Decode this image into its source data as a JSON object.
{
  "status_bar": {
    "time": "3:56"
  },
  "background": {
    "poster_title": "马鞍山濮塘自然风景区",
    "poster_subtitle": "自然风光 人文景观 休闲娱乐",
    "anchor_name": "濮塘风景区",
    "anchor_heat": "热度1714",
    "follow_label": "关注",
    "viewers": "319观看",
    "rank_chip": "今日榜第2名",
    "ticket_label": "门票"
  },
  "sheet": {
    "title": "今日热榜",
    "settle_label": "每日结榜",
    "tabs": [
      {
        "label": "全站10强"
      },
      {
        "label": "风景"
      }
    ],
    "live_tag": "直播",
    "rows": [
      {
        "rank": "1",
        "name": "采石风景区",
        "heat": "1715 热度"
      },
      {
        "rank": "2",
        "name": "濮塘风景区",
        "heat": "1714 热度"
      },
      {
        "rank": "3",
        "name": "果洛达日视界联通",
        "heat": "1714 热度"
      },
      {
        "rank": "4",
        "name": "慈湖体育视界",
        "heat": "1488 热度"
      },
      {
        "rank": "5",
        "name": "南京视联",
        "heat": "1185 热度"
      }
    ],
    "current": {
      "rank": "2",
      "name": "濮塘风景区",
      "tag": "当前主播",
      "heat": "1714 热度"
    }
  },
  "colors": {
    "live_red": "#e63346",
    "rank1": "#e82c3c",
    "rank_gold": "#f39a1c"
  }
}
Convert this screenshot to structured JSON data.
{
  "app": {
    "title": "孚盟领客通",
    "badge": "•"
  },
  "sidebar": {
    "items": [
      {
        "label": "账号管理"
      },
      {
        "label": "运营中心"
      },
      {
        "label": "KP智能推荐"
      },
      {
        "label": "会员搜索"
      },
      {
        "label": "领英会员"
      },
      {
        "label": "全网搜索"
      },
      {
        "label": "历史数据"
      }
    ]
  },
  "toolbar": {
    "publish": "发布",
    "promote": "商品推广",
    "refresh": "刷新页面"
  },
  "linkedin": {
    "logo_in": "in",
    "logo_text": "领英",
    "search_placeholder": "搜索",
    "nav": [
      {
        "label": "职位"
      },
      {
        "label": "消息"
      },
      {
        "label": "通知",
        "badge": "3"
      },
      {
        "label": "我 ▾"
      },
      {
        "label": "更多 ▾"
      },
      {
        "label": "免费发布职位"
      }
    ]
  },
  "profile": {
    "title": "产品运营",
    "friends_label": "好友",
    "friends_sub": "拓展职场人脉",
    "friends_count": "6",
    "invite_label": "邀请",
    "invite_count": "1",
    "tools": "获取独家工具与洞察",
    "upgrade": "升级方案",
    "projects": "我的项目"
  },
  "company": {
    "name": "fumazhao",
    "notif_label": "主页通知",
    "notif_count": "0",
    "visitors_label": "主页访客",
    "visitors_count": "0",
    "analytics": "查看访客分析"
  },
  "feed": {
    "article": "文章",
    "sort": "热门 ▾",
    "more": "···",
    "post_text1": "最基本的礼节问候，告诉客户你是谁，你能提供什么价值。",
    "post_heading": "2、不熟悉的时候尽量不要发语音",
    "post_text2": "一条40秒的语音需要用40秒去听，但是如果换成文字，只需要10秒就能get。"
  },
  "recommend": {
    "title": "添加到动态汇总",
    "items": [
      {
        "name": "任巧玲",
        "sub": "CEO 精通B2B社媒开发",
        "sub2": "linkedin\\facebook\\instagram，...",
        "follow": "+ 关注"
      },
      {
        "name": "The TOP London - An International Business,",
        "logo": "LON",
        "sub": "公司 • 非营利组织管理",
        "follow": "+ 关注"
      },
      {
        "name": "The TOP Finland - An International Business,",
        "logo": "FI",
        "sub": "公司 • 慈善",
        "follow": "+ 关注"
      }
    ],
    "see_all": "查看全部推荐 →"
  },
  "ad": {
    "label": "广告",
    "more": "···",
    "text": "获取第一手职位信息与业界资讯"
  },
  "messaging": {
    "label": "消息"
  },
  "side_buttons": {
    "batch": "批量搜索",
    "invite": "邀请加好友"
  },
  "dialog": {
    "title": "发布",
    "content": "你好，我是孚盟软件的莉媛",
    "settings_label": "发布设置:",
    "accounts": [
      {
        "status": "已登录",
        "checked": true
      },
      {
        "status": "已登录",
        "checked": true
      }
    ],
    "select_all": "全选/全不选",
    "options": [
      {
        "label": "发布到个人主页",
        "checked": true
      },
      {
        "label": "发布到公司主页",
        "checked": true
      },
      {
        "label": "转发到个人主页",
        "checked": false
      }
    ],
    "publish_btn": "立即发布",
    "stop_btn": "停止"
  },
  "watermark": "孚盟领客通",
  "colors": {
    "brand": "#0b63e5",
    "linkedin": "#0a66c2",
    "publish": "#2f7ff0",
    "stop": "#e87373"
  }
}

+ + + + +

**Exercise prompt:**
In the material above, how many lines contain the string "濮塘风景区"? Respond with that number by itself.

**Solution to the problem:**
3